While much of BPR's coronavirus coverage is dedicated to updates from health and government officials, we are working to reach out to the community - including local restaurants. On Tuesday March 17, Governor Roy Cooper issued an Executive order closing sit-down Service at restaurants and bars across the state– which forced many to close. But some have been working to stay open including a sandwich shop down the street from the Blue Ridge Public Radio. BPR's Helen Chickering has been checking in..
Welcome to Loretta’s...
It’s a Thursday March 19, in a very different downtown Asheville - two days after the governor announced the end of restaurant dine-in service. Nicholas Vaughn Eller is manning the counter at Loretta’s café and catering, a staple on North Lexington, known for their soups and piled high sandwiches on homemade bread - and walls filled with tchotchkes-
“Well we're only on day two and it's still just a tad bit early to call it for today,” says Nicholas von Eller. “Yesterday we, we did about decent, we did more deliveries than we normally did, but um, it's the only option we have.”
Longtime employee Terri Wiggins was packing to go orders. She says she’s thankful to still have a job, but has mixed feelings about it all.
“Um, I go back and forth about being excited about being here and serving the public - part of me would rather be home,” says Wiggins, “because as most people are, I'm slightly frightened and I think we should be. And so, because of that, I've been, you know, incredibly precautious about how I handle things"
“That’s one order of chicken salad.”
The Café is taking it day by day hoping to drum up enough business to make it through the long haul.
“Two peanut butter and an oatmeal raisin, got it!”

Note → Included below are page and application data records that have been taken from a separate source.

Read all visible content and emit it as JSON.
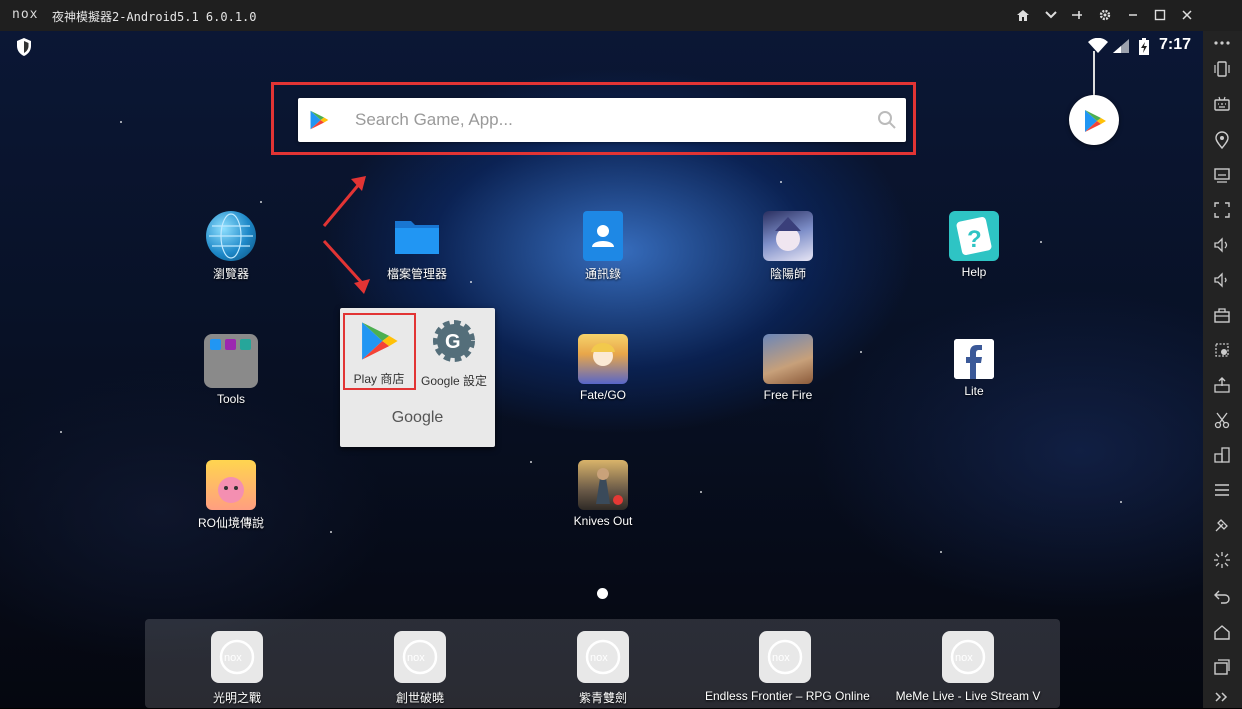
{
  "window": {
    "logo": "nox",
    "title": "夜神模擬器2-Android5.1 6.0.1.0"
  },
  "status": {
    "time": "7:17"
  },
  "search": {
    "placeholder": "Search Game, App..."
  },
  "apps": [
    {
      "label": "瀏覽器",
      "icon": "globe-icon"
    },
    {
      "label": "檔案管理器",
      "icon": "folder-icon"
    },
    {
      "label": "通訊錄",
      "icon": "contacts-icon"
    },
    {
      "label": "陰陽師",
      "icon": "game-onmyoji-icon"
    },
    {
      "label": "Help",
      "icon": "help-icon"
    },
    {
      "label": "Tools",
      "icon": "tools-folder-icon"
    },
    {
      "label": "Fate/GO",
      "icon": "game-fgo-icon"
    },
    {
      "label": "Free Fire",
      "icon": "game-freefire-icon"
    },
    {
      "label": "Lite",
      "icon": "facebook-icon"
    },
    {
      "label": "RO仙境傳說",
      "icon": "game-ro-icon"
    },
    {
      "label": "Knives Out",
      "icon": "game-knivesout-icon"
    }
  ],
  "folder": {
    "title": "Google",
    "items": [
      {
        "label": "Play 商店",
        "icon": "play-store-icon"
      },
      {
        "label": "Google 設定",
        "icon": "google-settings-icon"
      }
    ]
  },
  "dock": [
    {
      "label": "光明之戰"
    },
    {
      "label": "創世破曉"
    },
    {
      "label": "紫青雙劍"
    },
    {
      "label": "Endless Frontier – RPG Online"
    },
    {
      "label": "MeMe Live - Live Stream V"
    }
  ],
  "colors": {
    "highlight": "#e23434",
    "titlebar": "#1f1f1f",
    "sidebar": "#232323"
  }
}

“I honestly don't remember the last time I've seen things this quiet,” says Eller.” Um, I would ask that everyone try to try to keep a cool head and uh, come get a sandwich from 10 until three.
Next door is a different story..

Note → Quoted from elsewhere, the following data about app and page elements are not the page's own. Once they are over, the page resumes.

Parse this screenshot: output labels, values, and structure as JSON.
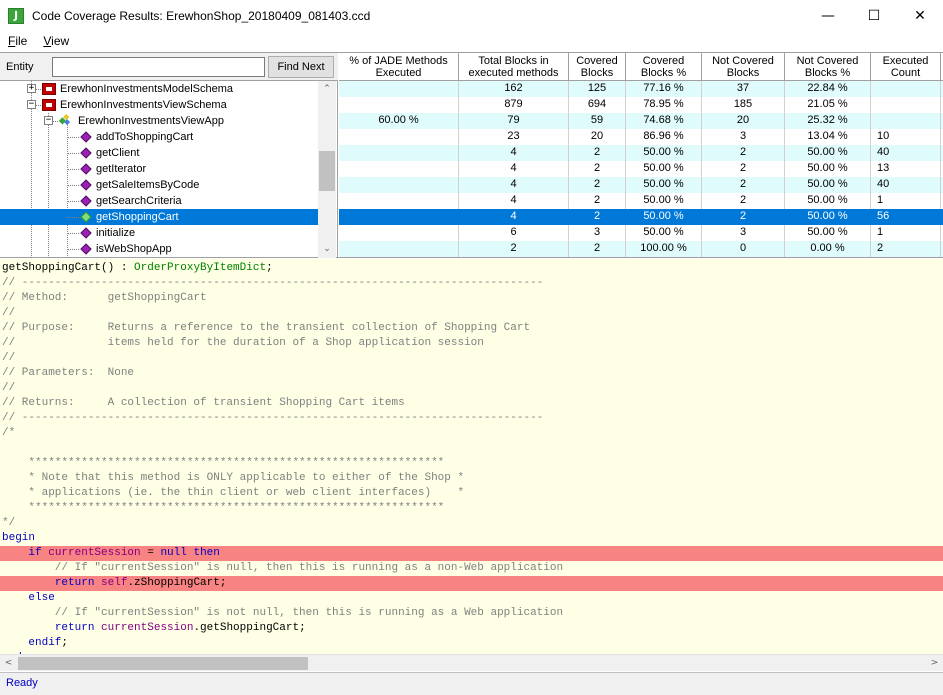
{
  "window": {
    "title": "Code Coverage Results: ErewhonShop_20180409_081403.ccd",
    "app_icon_letter": "J",
    "minimize_glyph": "—",
    "maximize_glyph": "☐",
    "close_glyph": "✕"
  },
  "menu": {
    "file_hotkey": "F",
    "file_rest": "ile",
    "view_hotkey": "V",
    "view_rest": "iew"
  },
  "entity": {
    "label": "Entity",
    "value": "",
    "find_next_label": "Find Next"
  },
  "tree": {
    "items": [
      {
        "label": "ErewhonInvestmentsModelSchema",
        "kind": "schema",
        "expander": "+"
      },
      {
        "label": "ErewhonInvestmentsViewSchema",
        "kind": "schema",
        "expander": "−"
      },
      {
        "label": "ErewhonInvestmentsViewApp",
        "kind": "application",
        "expander": "−"
      },
      {
        "label": "addToShoppingCart",
        "kind": "method"
      },
      {
        "label": "getClient",
        "kind": "method"
      },
      {
        "label": "getIterator",
        "kind": "method"
      },
      {
        "label": "getSaleItemsByCode",
        "kind": "method"
      },
      {
        "label": "getSearchCriteria",
        "kind": "method"
      },
      {
        "label": "getShoppingCart",
        "kind": "method",
        "selected": true
      },
      {
        "label": "initialize",
        "kind": "method"
      },
      {
        "label": "isWebShopApp",
        "kind": "method"
      }
    ],
    "scroll_up": "⌃",
    "scroll_down": "⌄"
  },
  "grid": {
    "headers": [
      {
        "line1": "% of JADE Methods",
        "line2": "Executed"
      },
      {
        "line1": "Total Blocks in",
        "line2": "executed methods"
      },
      {
        "line1": "Covered",
        "line2": "Blocks"
      },
      {
        "line1": "Covered",
        "line2": "Blocks %"
      },
      {
        "line1": "Not Covered",
        "line2": "Blocks"
      },
      {
        "line1": "Not Covered",
        "line2": "Blocks %"
      },
      {
        "line1": "Executed",
        "line2": "Count"
      }
    ],
    "rows": [
      {
        "pct_methods": "",
        "total": "162",
        "covered": "125",
        "covered_pct": "77.16 %",
        "not_covered": "37",
        "not_covered_pct": "22.84 %",
        "count": ""
      },
      {
        "pct_methods": "",
        "total": "879",
        "covered": "694",
        "covered_pct": "78.95 %",
        "not_covered": "185",
        "not_covered_pct": "21.05 %",
        "count": ""
      },
      {
        "pct_methods": "60.00 %",
        "total": "79",
        "covered": "59",
        "covered_pct": "74.68 %",
        "not_covered": "20",
        "not_covered_pct": "25.32 %",
        "count": ""
      },
      {
        "pct_methods": "",
        "total": "23",
        "covered": "20",
        "covered_pct": "86.96 %",
        "not_covered": "3",
        "not_covered_pct": "13.04 %",
        "count": "10"
      },
      {
        "pct_methods": "",
        "total": "4",
        "covered": "2",
        "covered_pct": "50.00 %",
        "not_covered": "2",
        "not_covered_pct": "50.00 %",
        "count": "40"
      },
      {
        "pct_methods": "",
        "total": "4",
        "covered": "2",
        "covered_pct": "50.00 %",
        "not_covered": "2",
        "not_covered_pct": "50.00 %",
        "count": "13"
      },
      {
        "pct_methods": "",
        "total": "4",
        "covered": "2",
        "covered_pct": "50.00 %",
        "not_covered": "2",
        "not_covered_pct": "50.00 %",
        "count": "40"
      },
      {
        "pct_methods": "",
        "total": "4",
        "covered": "2",
        "covered_pct": "50.00 %",
        "not_covered": "2",
        "not_covered_pct": "50.00 %",
        "count": "1"
      },
      {
        "pct_methods": "",
        "total": "4",
        "covered": "2",
        "covered_pct": "50.00 %",
        "not_covered": "2",
        "not_covered_pct": "50.00 %",
        "count": "56",
        "selected": true
      },
      {
        "pct_methods": "",
        "total": "6",
        "covered": "3",
        "covered_pct": "50.00 %",
        "not_covered": "3",
        "not_covered_pct": "50.00 %",
        "count": "1"
      },
      {
        "pct_methods": "",
        "total": "2",
        "covered": "2",
        "covered_pct": "100.00 %",
        "not_covered": "0",
        "not_covered_pct": "0.00 %",
        "count": "2"
      }
    ]
  },
  "code": {
    "lines": [
      {
        "segments": [
          {
            "t": "getShoppingCart() : ",
            "c": "black"
          },
          {
            "t": "OrderProxyByItemDict",
            "c": "type"
          },
          {
            "t": ";",
            "c": "black"
          }
        ]
      },
      {
        "segments": [
          {
            "t": "// -------------------------------------------------------------------------------",
            "c": "comment"
          }
        ]
      },
      {
        "segments": [
          {
            "t": "// Method:      getShoppingCart",
            "c": "comment"
          }
        ]
      },
      {
        "segments": [
          {
            "t": "//",
            "c": "comment"
          }
        ]
      },
      {
        "segments": [
          {
            "t": "// Purpose:     Returns a reference to the transient collection of Shopping Cart",
            "c": "comment"
          }
        ]
      },
      {
        "segments": [
          {
            "t": "//              items held for the duration of a Shop application session",
            "c": "comment"
          }
        ]
      },
      {
        "segments": [
          {
            "t": "//",
            "c": "comment"
          }
        ]
      },
      {
        "segments": [
          {
            "t": "// Parameters:  None",
            "c": "comment"
          }
        ]
      },
      {
        "segments": [
          {
            "t": "//",
            "c": "comment"
          }
        ]
      },
      {
        "segments": [
          {
            "t": "// Returns:     A collection of transient Shopping Cart items",
            "c": "comment"
          }
        ]
      },
      {
        "segments": [
          {
            "t": "// -------------------------------------------------------------------------------",
            "c": "comment"
          }
        ]
      },
      {
        "segments": [
          {
            "t": "/*",
            "c": "comment"
          }
        ]
      },
      {
        "segments": [
          {
            "t": "",
            "c": "comment"
          }
        ]
      },
      {
        "segments": [
          {
            "t": "    ***************************************************************",
            "c": "comment"
          }
        ]
      },
      {
        "segments": [
          {
            "t": "    * Note that this method is ONLY applicable to either of the Shop *",
            "c": "comment"
          }
        ]
      },
      {
        "segments": [
          {
            "t": "    * applications (ie. the thin client or web client interfaces)    *",
            "c": "comment"
          }
        ]
      },
      {
        "segments": [
          {
            "t": "    ***************************************************************",
            "c": "comment"
          }
        ]
      },
      {
        "segments": [
          {
            "t": "*/",
            "c": "comment"
          }
        ]
      },
      {
        "segments": [
          {
            "t": "begin",
            "c": "kw"
          }
        ]
      },
      {
        "hl": true,
        "segments": [
          {
            "t": "    ",
            "c": "black"
          },
          {
            "t": "if",
            "c": "kw"
          },
          {
            "t": " ",
            "c": "black"
          },
          {
            "t": "currentSession",
            "c": "var"
          },
          {
            "t": " = ",
            "c": "black"
          },
          {
            "t": "null",
            "c": "kw"
          },
          {
            "t": " ",
            "c": "black"
          },
          {
            "t": "then",
            "c": "kw"
          }
        ]
      },
      {
        "segments": [
          {
            "t": "        // If \"currentSession\" is null, then this is running as a non-Web application",
            "c": "comment"
          }
        ]
      },
      {
        "hl": true,
        "segments": [
          {
            "t": "        ",
            "c": "black"
          },
          {
            "t": "return",
            "c": "kw"
          },
          {
            "t": " ",
            "c": "black"
          },
          {
            "t": "self",
            "c": "var"
          },
          {
            "t": ".zShoppingCart;",
            "c": "black"
          }
        ]
      },
      {
        "segments": [
          {
            "t": "    ",
            "c": "black"
          },
          {
            "t": "else",
            "c": "kw"
          }
        ]
      },
      {
        "segments": [
          {
            "t": "        // If \"currentSession\" is not null, then this is running as a Web application",
            "c": "comment"
          }
        ]
      },
      {
        "segments": [
          {
            "t": "        ",
            "c": "black"
          },
          {
            "t": "return",
            "c": "kw"
          },
          {
            "t": " ",
            "c": "black"
          },
          {
            "t": "currentSession",
            "c": "var"
          },
          {
            "t": ".getShoppingCart;",
            "c": "black"
          }
        ]
      },
      {
        "segments": [
          {
            "t": "    ",
            "c": "black"
          },
          {
            "t": "endif",
            "c": "kw"
          },
          {
            "t": ";",
            "c": "black"
          }
        ]
      },
      {
        "segments": [
          {
            "t": "end",
            "c": "kw"
          },
          {
            "t": ";",
            "c": "black"
          }
        ]
      }
    ]
  },
  "hscroll": {
    "left": "<",
    "right": ">"
  },
  "status": {
    "text": "Ready"
  }
}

“We are closed. We closed a couple of days ago.”
That’s Rosetta Star with Rosetta’s Kitchen, a popular vegetarian restaurant and a staple among locals...
“We spent all day yesterday dividing up our perishables amongst our crew,” says Star. “We made that choice because we were already hemorrhaging financially so fast that it felt like the safest way to keep any cash reserves and pay the things that we already owed while also getting our staff some hopefully security through unemployment.”
Star has opened up the restaurant space as a storage facility for food donations - ang when asked about reopening.
“We very much hope so,” says Star, “but we don't see a clear map right now. You know what I've told others is I've got my guiding stars, I've got my compass set, but I have no idea the map. “
The next day we checked back in with the crew at Lorettas.
The air felt heavier and you could see the stress on Nick Vaughn Eller’s face - as he worked to crack a smile…
“Everybody's finally tired and stressed to the point to where it's starting to show,” he said.
HC: “How did Thursday go?
"Um, it was about the same as Wednesday. We had, I would say, all things considered maybe the slow to steady business up until about two, and then it just died off. So, nothing too drastically different from the day before."
HC: Have you had to cut down on staff at this point?
“We have cut down on staff. We have laid off a few of our employees, few of our employees so that they can go and file for unemployment.
HC: Do you think you will be here on Monday?
“We do not know. Once again, we're doing it, uh, day by day, hour by hour, minute by minute, um, edict by edict. Um, so we'll see. We're trying to stay positive and you know, treat this new unreality with the respect it deserves.”
We checked in on Monday, March 23:
We'll continue to check in on the staff at Loretta's, Rosetta's and the many restuarants in the region. Have you been impacted by COVID-19 restrictions? We'd love to hear from you.